## REQUIREMENT
Here are records with pictures in them. Copy all of them exactly and leave the pictures out.

## TASK DATA
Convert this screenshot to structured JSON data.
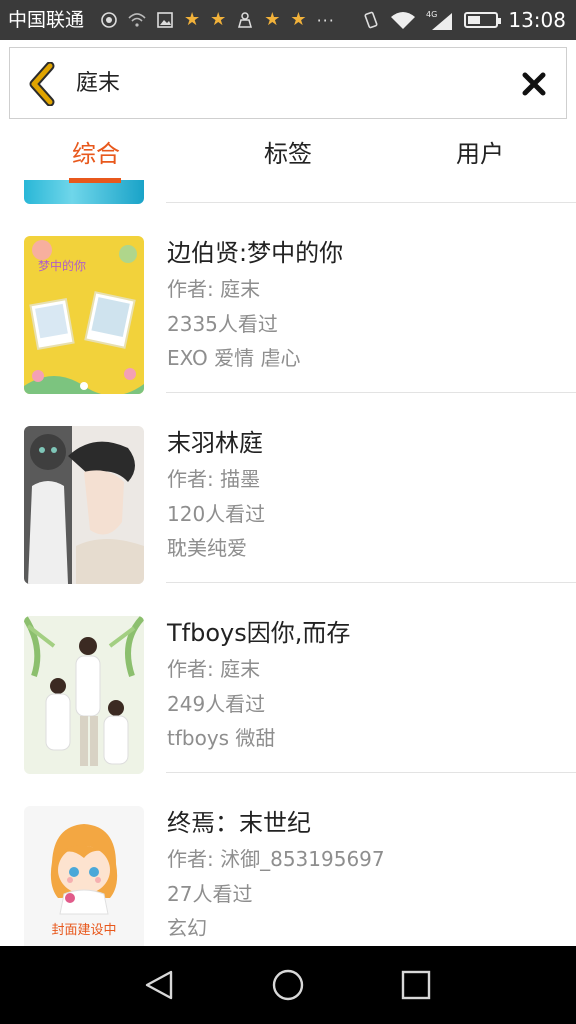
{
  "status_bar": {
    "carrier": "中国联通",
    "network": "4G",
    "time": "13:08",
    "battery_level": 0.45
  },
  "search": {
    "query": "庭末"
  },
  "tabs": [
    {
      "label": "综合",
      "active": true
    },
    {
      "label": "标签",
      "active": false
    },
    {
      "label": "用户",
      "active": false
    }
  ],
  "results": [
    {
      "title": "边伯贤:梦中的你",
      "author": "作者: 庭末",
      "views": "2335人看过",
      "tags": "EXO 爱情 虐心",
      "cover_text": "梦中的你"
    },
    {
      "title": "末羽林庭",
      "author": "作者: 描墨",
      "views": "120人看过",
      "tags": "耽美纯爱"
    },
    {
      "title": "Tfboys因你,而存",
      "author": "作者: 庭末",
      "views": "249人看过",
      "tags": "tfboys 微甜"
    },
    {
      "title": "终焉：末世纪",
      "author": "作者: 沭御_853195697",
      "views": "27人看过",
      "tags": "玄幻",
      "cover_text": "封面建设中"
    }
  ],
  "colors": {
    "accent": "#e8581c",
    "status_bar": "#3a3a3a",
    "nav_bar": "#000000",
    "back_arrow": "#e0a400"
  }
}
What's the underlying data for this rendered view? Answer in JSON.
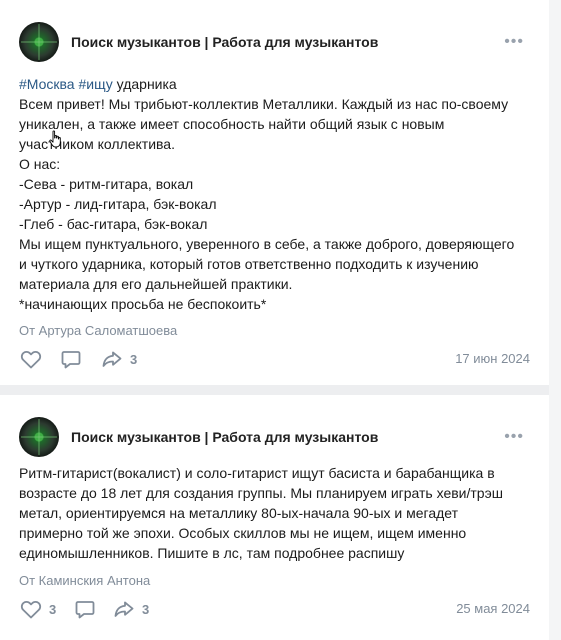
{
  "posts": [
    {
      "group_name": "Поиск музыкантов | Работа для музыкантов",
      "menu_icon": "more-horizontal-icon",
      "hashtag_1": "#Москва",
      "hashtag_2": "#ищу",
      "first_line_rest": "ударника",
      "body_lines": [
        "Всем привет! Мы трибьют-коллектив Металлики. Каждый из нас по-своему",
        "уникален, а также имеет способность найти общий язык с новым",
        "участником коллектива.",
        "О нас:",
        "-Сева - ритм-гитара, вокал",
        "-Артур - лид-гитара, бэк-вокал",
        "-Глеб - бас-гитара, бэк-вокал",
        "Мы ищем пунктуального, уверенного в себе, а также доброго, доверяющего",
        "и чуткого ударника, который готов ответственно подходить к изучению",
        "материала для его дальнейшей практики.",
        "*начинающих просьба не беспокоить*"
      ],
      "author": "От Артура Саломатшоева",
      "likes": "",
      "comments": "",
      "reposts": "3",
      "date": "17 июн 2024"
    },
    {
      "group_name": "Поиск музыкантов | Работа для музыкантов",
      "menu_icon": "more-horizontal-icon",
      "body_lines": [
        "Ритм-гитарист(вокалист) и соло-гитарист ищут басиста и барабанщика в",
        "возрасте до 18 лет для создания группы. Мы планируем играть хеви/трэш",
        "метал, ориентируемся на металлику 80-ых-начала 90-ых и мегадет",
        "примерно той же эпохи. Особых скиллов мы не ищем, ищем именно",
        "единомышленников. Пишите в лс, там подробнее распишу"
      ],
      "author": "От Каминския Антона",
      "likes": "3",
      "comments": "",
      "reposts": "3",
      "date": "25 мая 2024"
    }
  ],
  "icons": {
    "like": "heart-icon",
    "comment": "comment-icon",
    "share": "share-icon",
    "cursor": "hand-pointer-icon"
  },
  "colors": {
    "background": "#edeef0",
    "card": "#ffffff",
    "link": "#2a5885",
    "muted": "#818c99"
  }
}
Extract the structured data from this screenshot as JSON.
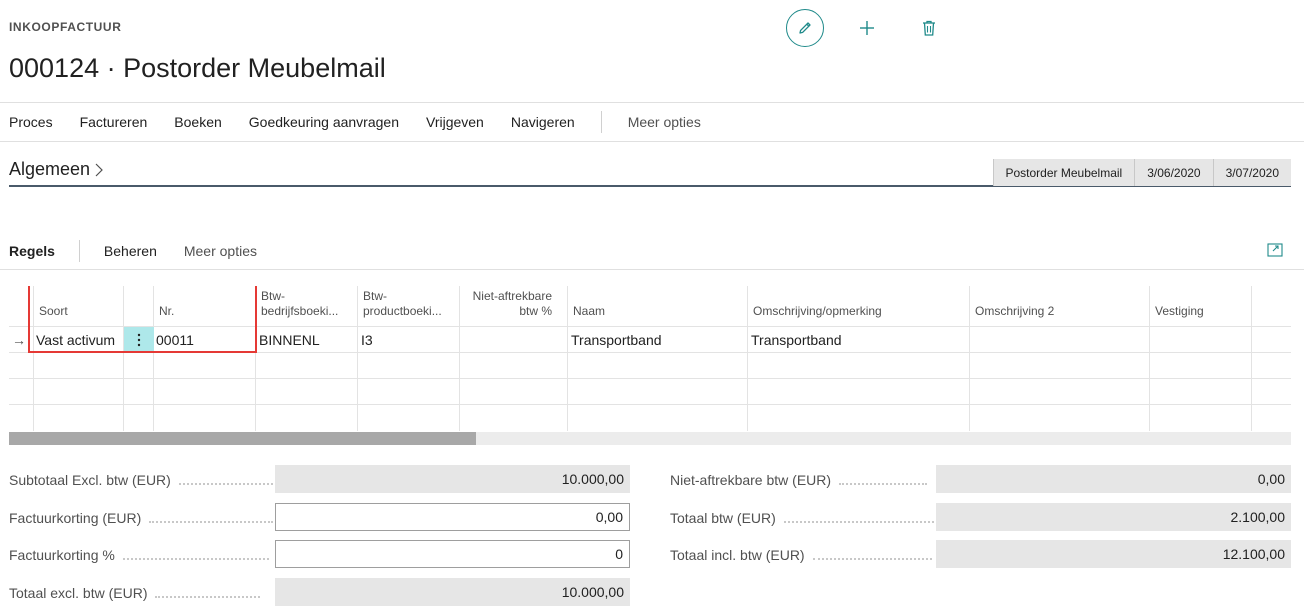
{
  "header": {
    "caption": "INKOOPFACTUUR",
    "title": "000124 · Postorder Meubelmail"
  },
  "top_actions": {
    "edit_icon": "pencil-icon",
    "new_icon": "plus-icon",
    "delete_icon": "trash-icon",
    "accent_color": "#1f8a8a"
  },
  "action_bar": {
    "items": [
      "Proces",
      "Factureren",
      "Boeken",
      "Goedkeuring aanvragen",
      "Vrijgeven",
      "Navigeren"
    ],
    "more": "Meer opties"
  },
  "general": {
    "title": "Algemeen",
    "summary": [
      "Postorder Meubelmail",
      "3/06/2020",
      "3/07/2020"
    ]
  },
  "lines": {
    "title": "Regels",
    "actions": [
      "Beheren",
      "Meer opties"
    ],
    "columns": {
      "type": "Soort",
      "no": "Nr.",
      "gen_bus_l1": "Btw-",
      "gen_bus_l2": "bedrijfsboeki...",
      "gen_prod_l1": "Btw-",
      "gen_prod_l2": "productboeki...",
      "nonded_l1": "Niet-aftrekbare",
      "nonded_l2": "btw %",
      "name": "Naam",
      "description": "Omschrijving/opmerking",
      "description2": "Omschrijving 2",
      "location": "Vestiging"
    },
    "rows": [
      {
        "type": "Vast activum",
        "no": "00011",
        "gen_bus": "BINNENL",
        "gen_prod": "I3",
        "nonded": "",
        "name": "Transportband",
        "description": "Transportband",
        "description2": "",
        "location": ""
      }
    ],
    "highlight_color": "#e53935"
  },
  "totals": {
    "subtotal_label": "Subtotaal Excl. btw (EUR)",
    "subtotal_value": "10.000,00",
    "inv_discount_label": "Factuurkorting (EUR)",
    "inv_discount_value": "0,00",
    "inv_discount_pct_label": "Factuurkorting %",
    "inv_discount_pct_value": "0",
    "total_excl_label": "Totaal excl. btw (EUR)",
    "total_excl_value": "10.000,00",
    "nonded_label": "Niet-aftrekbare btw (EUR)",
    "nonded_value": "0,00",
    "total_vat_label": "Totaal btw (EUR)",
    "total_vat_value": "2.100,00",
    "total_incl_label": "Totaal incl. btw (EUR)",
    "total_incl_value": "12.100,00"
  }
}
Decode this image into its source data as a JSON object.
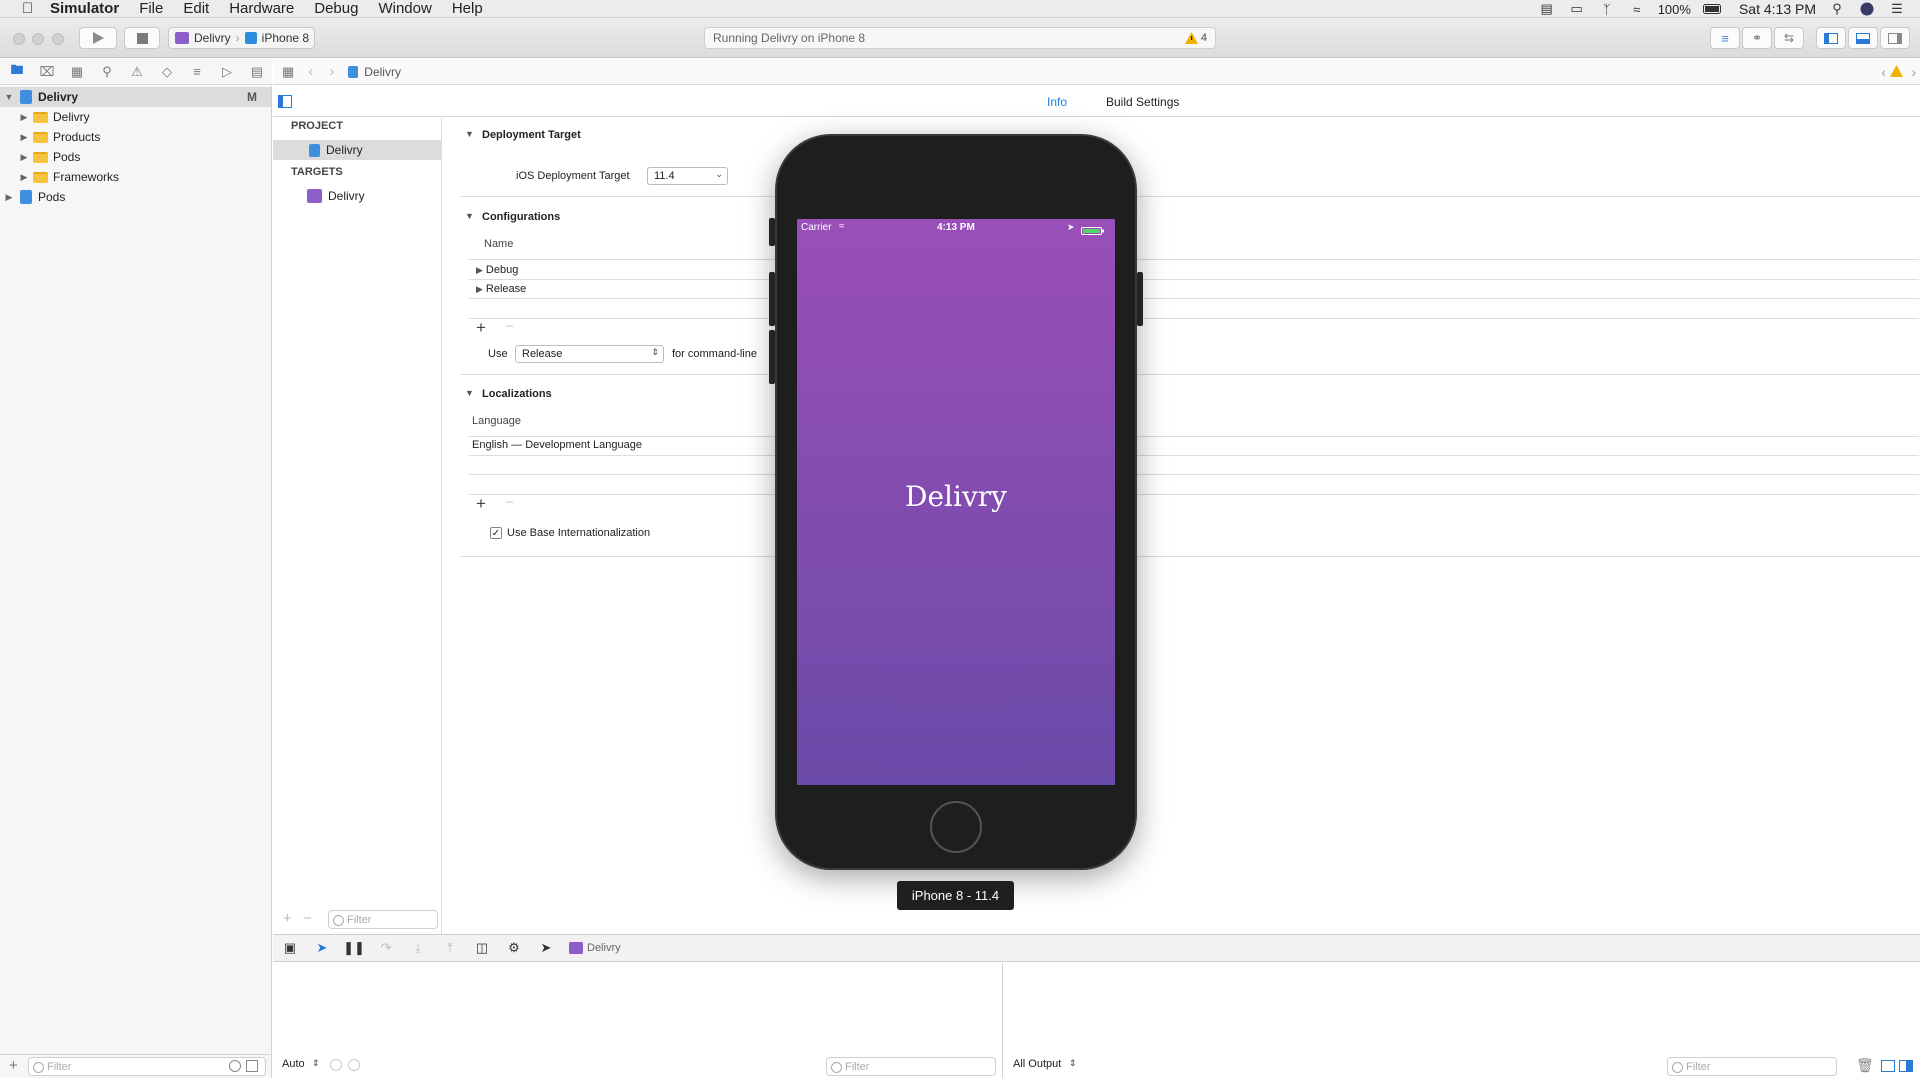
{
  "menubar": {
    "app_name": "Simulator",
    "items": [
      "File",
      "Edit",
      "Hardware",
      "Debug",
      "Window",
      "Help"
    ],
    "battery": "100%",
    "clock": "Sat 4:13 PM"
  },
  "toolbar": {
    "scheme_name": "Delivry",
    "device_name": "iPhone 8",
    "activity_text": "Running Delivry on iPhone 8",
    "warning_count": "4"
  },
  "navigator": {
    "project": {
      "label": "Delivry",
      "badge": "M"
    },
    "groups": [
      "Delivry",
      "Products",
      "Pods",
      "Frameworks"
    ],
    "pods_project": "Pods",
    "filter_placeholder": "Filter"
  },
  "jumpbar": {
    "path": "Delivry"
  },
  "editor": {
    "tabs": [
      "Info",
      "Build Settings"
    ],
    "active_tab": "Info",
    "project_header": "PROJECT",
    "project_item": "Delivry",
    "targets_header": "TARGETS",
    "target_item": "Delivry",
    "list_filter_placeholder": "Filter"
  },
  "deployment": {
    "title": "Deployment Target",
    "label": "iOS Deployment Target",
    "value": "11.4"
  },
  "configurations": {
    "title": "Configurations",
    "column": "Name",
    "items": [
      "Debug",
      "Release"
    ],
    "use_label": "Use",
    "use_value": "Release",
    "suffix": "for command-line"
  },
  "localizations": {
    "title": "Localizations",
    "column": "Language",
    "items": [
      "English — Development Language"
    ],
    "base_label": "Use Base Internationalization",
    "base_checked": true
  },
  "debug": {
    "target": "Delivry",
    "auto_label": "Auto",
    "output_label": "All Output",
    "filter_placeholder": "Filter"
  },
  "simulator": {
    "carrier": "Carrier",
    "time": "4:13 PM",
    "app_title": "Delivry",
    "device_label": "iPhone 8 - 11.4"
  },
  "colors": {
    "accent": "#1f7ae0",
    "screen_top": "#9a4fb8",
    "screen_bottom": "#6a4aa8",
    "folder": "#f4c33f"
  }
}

## SOLUTION FOR THIS PROBLEM
Convert this screenshot to structured JSON data.
{
  "status_bar": {
    "carrier": "中国联通",
    "network": "4G",
    "time": "13:08",
    "battery_level": 0.45
  },
  "search": {
    "query": "庭末"
  },
  "tabs": [
    {
      "label": "综合",
      "active": true
    },
    {
      "label": "标签",
      "active": false
    },
    {
      "label": "用户",
      "active": false
    }
  ],
  "results": [
    {
      "title": "边伯贤:梦中的你",
      "author": "作者: 庭末",
      "views": "2335人看过",
      "tags": "EXO 爱情 虐心",
      "cover_text": "梦中的你"
    },
    {
      "title": "末羽林庭",
      "author": "作者: 描墨",
      "views": "120人看过",
      "tags": "耽美纯爱"
    },
    {
      "title": "Tfboys因你,而存",
      "author": "作者: 庭末",
      "views": "249人看过",
      "tags": "tfboys 微甜"
    },
    {
      "title": "终焉：末世纪",
      "author": "作者: 沭御_853195697",
      "views": "27人看过",
      "tags": "玄幻",
      "cover_text": "封面建设中"
    }
  ],
  "colors": {
    "accent": "#e8581c",
    "status_bar": "#3a3a3a",
    "nav_bar": "#000000",
    "back_arrow": "#e0a400"
  }
}
What's the underlying data for this rendered view? Answer in JSON.
{
  "posts": [
    {
      "group_name": "Поиск музыкантов | Работа для музыкантов",
      "menu_icon": "more-horizontal-icon",
      "hashtag_1": "#Москва",
      "hashtag_2": "#ищу",
      "first_line_rest": "ударника",
      "body_lines": [
        "Всем привет! Мы трибьют-коллектив Металлики. Каждый из нас по-своему",
        "уникален, а также имеет способность найти общий язык с новым",
        "участником коллектива.",
        "О нас:",
        "-Сева - ритм-гитара, вокал",
        "-Артур - лид-гитара, бэк-вокал",
        "-Глеб - бас-гитара, бэк-вокал",
        "Мы ищем пунктуального, уверенного в себе, а также доброго, доверяющего",
        "и чуткого ударника, который готов ответственно подходить к изучению",
        "материала для его дальнейшей практики.",
        "*начинающих просьба не беспокоить*"
      ],
      "author": "От Артура Саломатшоева",
      "likes": "",
      "comments": "",
      "reposts": "3",
      "date": "17 июн 2024"
    },
    {
      "group_name": "Поиск музыкантов | Работа для музыкантов",
      "menu_icon": "more-horizontal-icon",
      "body_lines": [
        "Ритм-гитарист(вокалист) и соло-гитарист ищут басиста и барабанщика в",
        "возрасте до 18 лет для создания группы. Мы планируем играть хеви/трэш",
        "метал, ориентируемся на металлику 80-ых-начала 90-ых и мегадет",
        "примерно той же эпохи. Особых скиллов мы не ищем, ищем именно",
        "единомышленников. Пишите в лс, там подробнее распишу"
      ],
      "author": "От Каминския Антона",
      "likes": "3",
      "comments": "",
      "reposts": "3",
      "date": "25 мая 2024"
    }
  ],
  "icons": {
    "like": "heart-icon",
    "comment": "comment-icon",
    "share": "share-icon",
    "cursor": "hand-pointer-icon"
  },
  "colors": {
    "background": "#edeef0",
    "card": "#ffffff",
    "link": "#2a5885",
    "muted": "#818c99"
  }
}
Extract the structured data from this screenshot as JSON.
{
  "header": {
    "caption": "INKOOPFACTUUR",
    "title": "000124 · Postorder Meubelmail"
  },
  "top_actions": {
    "edit_icon": "pencil-icon",
    "new_icon": "plus-icon",
    "delete_icon": "trash-icon",
    "accent_color": "#1f8a8a"
  },
  "action_bar": {
    "items": [
      "Proces",
      "Factureren",
      "Boeken",
      "Goedkeuring aanvragen",
      "Vrijgeven",
      "Navigeren"
    ],
    "more": "Meer opties"
  },
  "general": {
    "title": "Algemeen",
    "summary": [
      "Postorder Meubelmail",
      "3/06/2020",
      "3/07/2020"
    ]
  },
  "lines": {
    "title": "Regels",
    "actions": [
      "Beheren",
      "Meer opties"
    ],
    "columns": {
      "type": "Soort",
      "no": "Nr.",
      "gen_bus_l1": "Btw-",
      "gen_bus_l2": "bedrijfsboeki...",
      "gen_prod_l1": "Btw-",
      "gen_prod_l2": "productboeki...",
      "nonded_l1": "Niet-aftrekbare",
      "nonded_l2": "btw %",
      "name": "Naam",
      "description": "Omschrijving/opmerking",
      "description2": "Omschrijving 2",
      "location": "Vestiging"
    },
    "rows": [
      {
        "type": "Vast activum",
        "no": "00011",
        "gen_bus": "BINNENL",
        "gen_prod": "I3",
        "nonded": "",
        "name": "Transportband",
        "description": "Transportband",
        "description2": "",
        "location": ""
      }
    ],
    "highlight_color": "#e53935"
  },
  "totals": {
    "subtotal_label": "Subtotaal Excl. btw (EUR)",
    "subtotal_value": "10.000,00",
    "inv_discount_label": "Factuurkorting (EUR)",
    "inv_discount_value": "0,00",
    "inv_discount_pct_label": "Factuurkorting %",
    "inv_discount_pct_value": "0",
    "total_excl_label": "Totaal excl. btw (EUR)",
    "total_excl_value": "10.000,00",
    "nonded_label": "Niet-aftrekbare btw (EUR)",
    "nonded_value": "0,00",
    "total_vat_label": "Totaal btw (EUR)",
    "total_vat_value": "2.100,00",
    "total_incl_label": "Totaal incl. btw (EUR)",
    "total_incl_value": "12.100,00"
  }
}
Decode this image into its source data as a JSON object.
{
  "menubar": {
    "app_name": "Simulator",
    "items": [
      "File",
      "Edit",
      "Hardware",
      "Debug",
      "Window",
      "Help"
    ],
    "battery": "100%",
    "clock": "Sat 4:13 PM"
  },
  "toolbar": {
    "scheme_name": "Delivry",
    "device_name": "iPhone 8",
    "activity_text": "Running Delivry on iPhone 8",
    "warning_count": "4"
  },
  "navigator": {
    "project": {
      "label": "Delivry",
      "badge": "M"
    },
    "groups": [
      "Delivry",
      "Products",
      "Pods",
      "Frameworks"
    ],
    "pods_project": "Pods",
    "filter_placeholder": "Filter"
  },
  "jumpbar": {
    "path": "Delivry"
  },
  "editor": {
    "tabs": [
      "Info",
      "Build Settings"
    ],
    "active_tab": "Info",
    "project_header": "PROJECT",
    "project_item": "Delivry",
    "targets_header": "TARGETS",
    "target_item": "Delivry",
    "list_filter_placeholder": "Filter"
  },
  "deployment": {
    "title": "Deployment Target",
    "label": "iOS Deployment Target",
    "value": "11.4"
  },
  "configurations": {
    "title": "Configurations",
    "column": "Name",
    "items": [
      "Debug",
      "Release"
    ],
    "use_label": "Use",
    "use_value": "Release",
    "suffix": "for command-line"
  },
  "localizations": {
    "title": "Localizations",
    "column": "Language",
    "items": [
      "English — Development Language"
    ],
    "base_label": "Use Base Internationalization",
    "base_checked": true
  },
  "debug": {
    "target": "Delivry",
    "auto_label": "Auto",
    "output_label": "All Output",
    "filter_placeholder": "Filter"
  },
  "simulator": {
    "carrier": "Carrier",
    "time": "4:13 PM",
    "app_title": "Delivry",
    "device_label": "iPhone 8 - 11.4"
  },
  "colors": {
    "accent": "#1f7ae0",
    "screen_top": "#9a4fb8",
    "screen_bottom": "#6a4aa8",
    "folder": "#f4c33f"
  }
}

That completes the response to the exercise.